Why Zetta Elliott had to decolonize her mind to write the children's book Dragons in a Bag
Zetta Elliott was born in Ajax, Ont., and has lived in the United States for the past 20 years. She is a poet, a teacher and a writer for children and young adults.
Her most recent book is Dragons in a Bag, a middle-grade fantasy book set in Brooklyn that features Jax, a young black boy who sets out on an adventure with mythical creatures.
"Growing up in Canada, I had a pretty steady diet of British fiction. I read a lot of fantasy fiction in particular. I loved C.S. Lewis and I loved E. Nesbit. I was reading these fantastic narratives where white children were having wonderful adventures in England. When you have a diet like that, it starts to impact how your own imagination develops.
"If I were writing a story, a historical fiction narrative, I knew because of my family's history, African-Americans had been enslaved and had migrated to Canada seeking freedom. I knew a lot of that narrative and if I were to write my own historical fiction, I would write about black people. But if I wanted to write fantasy the only examples I had to draw upon were those British fantasy authors — and because they only wrote about white children, I wrote about white children. That was sort of shocking. It took a real conscious and continuous and ongoing effort to become aware of the ways in which I had become white-identified because of what I had been consuming.
"It was about questioning some of my preferences, my tastes and the things that I loved. Instead of trying to entirely uproot the things that I loved as a child, I tried to talk back. I try to create a counter narrative. A lot of the fantasy fiction that I write is actually playing on existing conventions and most of those are European.

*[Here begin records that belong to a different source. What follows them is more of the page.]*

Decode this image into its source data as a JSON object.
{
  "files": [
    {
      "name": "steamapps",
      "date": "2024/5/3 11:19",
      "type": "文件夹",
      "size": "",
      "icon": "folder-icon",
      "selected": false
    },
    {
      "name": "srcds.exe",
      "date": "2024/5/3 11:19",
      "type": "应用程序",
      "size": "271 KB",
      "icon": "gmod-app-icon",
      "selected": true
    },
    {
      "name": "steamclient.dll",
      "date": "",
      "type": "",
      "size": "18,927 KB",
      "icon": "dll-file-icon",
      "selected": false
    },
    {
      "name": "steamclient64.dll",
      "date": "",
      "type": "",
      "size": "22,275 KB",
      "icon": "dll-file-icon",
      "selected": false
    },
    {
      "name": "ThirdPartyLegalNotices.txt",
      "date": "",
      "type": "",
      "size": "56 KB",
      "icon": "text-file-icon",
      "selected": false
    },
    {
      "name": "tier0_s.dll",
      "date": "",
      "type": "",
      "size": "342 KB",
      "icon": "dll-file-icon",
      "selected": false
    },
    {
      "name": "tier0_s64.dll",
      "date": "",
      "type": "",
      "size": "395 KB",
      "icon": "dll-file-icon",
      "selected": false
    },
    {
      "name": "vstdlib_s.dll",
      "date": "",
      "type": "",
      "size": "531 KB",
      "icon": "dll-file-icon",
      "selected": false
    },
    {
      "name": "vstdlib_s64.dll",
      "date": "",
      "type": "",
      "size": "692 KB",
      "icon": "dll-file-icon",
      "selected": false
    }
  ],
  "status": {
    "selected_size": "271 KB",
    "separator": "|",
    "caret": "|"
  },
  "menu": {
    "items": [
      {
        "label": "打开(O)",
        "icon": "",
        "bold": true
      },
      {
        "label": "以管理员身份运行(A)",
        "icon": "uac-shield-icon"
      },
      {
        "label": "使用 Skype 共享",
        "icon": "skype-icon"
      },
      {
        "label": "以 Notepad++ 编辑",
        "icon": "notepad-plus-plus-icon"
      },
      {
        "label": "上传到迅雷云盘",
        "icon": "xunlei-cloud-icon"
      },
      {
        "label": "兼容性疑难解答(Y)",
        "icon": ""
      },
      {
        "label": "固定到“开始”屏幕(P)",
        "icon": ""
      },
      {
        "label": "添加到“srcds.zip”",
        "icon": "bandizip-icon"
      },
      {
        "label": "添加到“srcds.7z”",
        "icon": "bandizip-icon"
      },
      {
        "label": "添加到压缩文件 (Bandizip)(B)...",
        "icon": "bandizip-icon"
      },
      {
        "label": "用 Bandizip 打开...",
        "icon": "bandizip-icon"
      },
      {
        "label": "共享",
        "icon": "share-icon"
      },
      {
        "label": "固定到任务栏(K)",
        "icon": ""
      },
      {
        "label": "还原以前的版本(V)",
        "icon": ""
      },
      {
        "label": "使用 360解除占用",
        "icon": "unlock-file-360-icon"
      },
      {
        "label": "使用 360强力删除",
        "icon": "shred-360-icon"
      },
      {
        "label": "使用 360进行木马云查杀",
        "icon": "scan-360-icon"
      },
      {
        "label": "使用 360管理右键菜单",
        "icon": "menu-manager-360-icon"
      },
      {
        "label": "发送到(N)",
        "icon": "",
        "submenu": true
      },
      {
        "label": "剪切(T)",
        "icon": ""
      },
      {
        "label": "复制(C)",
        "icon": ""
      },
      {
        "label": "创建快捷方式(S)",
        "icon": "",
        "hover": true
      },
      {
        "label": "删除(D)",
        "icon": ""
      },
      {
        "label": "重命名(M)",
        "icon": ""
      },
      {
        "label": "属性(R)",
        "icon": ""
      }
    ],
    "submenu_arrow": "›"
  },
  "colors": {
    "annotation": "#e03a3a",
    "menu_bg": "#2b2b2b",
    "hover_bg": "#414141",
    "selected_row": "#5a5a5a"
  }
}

"When I say 'dragons,' kids immediately think of blond-haired, blue-eyed children in a castle in England. I can then subvert that convention. You can't do anything about the expectation — it's been hundreds of years in the making — but I can then take that expectation and uproot it and do something unexpected. That's really what I see myself doing in terms of decolonizing my imagination."
Zetta Elliott's comments have been edited for length and clarity.